Varanda, Fernando. 1999. Twenty Years of Change in the Built Environment of Yemen, Part 1. In Alam al-Bina. Abdelbaki Mohamed Ibrahim (ed). Cairo: Center for Planning and Architectural Studies, 6-9/208.

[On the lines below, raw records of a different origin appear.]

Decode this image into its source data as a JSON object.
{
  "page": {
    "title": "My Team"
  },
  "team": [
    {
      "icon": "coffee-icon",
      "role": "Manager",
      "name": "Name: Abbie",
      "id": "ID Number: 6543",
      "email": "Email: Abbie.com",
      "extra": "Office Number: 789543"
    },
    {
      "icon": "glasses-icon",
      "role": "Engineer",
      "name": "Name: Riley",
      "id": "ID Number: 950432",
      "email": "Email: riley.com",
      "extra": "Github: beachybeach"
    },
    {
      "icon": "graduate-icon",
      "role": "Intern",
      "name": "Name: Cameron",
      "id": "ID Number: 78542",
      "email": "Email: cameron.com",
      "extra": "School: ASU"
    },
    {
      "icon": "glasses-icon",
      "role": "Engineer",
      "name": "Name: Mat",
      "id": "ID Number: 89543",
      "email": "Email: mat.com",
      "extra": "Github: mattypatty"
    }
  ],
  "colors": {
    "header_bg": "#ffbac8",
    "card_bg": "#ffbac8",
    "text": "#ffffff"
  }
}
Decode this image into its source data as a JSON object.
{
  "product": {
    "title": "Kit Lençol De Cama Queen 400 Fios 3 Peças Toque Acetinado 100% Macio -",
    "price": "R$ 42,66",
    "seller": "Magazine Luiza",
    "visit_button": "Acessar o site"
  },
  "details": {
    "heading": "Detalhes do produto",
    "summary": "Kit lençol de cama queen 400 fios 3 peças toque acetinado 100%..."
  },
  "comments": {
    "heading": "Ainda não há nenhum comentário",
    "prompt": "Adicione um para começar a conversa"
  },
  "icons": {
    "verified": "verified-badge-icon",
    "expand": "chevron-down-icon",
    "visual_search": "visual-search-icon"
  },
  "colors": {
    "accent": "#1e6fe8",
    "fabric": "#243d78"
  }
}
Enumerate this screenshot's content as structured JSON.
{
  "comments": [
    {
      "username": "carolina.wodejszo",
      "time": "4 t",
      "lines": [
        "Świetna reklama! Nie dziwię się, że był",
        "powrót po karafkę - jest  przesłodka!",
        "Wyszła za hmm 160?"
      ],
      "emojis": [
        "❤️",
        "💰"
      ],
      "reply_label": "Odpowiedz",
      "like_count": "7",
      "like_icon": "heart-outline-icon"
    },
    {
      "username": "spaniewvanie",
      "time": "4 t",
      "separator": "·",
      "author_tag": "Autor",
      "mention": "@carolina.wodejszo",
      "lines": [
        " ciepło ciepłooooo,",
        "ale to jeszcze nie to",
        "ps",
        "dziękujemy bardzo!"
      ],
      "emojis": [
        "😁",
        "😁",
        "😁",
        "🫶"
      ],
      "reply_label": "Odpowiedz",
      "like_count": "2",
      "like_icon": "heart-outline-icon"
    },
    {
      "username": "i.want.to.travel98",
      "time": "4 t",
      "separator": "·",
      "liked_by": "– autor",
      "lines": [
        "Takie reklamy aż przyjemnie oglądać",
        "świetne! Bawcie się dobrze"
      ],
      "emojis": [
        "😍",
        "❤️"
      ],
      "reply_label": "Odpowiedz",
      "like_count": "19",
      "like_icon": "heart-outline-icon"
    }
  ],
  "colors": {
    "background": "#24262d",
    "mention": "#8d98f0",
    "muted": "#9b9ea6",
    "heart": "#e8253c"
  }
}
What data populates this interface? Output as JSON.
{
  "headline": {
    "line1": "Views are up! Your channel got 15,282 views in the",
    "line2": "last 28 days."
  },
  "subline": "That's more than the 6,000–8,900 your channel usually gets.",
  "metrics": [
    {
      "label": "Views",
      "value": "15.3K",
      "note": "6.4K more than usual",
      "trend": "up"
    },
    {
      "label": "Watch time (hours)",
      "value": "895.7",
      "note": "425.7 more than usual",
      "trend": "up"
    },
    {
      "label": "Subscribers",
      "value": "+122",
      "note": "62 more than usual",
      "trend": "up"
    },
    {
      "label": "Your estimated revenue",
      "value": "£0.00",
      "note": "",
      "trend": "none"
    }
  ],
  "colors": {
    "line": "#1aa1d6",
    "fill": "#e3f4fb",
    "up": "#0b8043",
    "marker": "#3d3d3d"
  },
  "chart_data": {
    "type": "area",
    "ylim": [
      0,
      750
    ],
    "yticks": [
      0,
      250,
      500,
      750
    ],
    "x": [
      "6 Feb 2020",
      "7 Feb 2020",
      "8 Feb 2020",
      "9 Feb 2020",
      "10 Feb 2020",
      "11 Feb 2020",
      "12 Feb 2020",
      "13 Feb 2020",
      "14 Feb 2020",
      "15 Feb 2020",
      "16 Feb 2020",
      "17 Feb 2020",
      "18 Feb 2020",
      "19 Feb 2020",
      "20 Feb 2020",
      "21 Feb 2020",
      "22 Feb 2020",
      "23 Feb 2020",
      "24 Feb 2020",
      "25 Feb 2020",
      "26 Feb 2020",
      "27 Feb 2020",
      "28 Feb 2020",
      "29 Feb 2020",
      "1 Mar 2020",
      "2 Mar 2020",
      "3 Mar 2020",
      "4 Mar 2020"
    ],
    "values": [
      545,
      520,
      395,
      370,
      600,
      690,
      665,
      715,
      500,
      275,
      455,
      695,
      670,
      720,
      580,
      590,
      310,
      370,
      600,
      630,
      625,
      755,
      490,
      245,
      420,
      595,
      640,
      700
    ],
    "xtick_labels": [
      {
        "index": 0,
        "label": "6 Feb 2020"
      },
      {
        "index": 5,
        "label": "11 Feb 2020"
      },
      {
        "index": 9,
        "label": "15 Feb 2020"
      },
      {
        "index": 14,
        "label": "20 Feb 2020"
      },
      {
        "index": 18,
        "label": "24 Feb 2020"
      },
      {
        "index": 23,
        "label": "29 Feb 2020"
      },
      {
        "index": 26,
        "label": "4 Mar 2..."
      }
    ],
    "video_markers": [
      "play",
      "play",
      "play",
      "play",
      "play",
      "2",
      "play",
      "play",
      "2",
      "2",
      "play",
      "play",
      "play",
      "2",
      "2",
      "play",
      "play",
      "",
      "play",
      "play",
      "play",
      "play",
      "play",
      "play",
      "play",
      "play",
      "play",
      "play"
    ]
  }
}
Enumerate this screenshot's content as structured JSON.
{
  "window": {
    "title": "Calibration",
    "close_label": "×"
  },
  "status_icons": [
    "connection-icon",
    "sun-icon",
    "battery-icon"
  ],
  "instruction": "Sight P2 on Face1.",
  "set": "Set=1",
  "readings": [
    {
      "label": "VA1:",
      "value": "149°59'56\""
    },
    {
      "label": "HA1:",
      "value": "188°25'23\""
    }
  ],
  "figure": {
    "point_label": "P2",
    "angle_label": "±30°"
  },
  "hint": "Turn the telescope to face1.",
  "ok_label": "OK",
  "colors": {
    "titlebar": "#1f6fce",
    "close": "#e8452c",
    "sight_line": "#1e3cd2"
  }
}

Until the 1970s, the built environment of North Yemen conveyed a general image of homogeneity, consolidated through centuries of isolation. There were episodic partial occupations by envoys from the centers of Islamic rule, but the area was never controlled by any of the Western powers that dominated, politically or economically, the surrounding countries. The Republican Revolution of 1962, however, introduced many changes in a short period. This report examines a few aspects of the changes that took place in the built environment between 1970 and 1990. These years have local political significance and may be seen as milestones in the progression of the culture of North Yemen towards exposure to the world beyond long established natural and political limits. 1970 was the year of the "Reconciliation" between the parties of the Civil War that followed the Revolution and 1990 was the year of "Unification" of North and South Yemen. The report attempts to describe some changes in the forms of buildings during this period and their contribution to the transformation of regional vocabularies. It also looks at a few aspects of the country's urbanization, understood not only in terms of physical expansion, but also as the diffusion of the values and attitudes of the center to the rural areas. (From preface to Part I, Issue 208)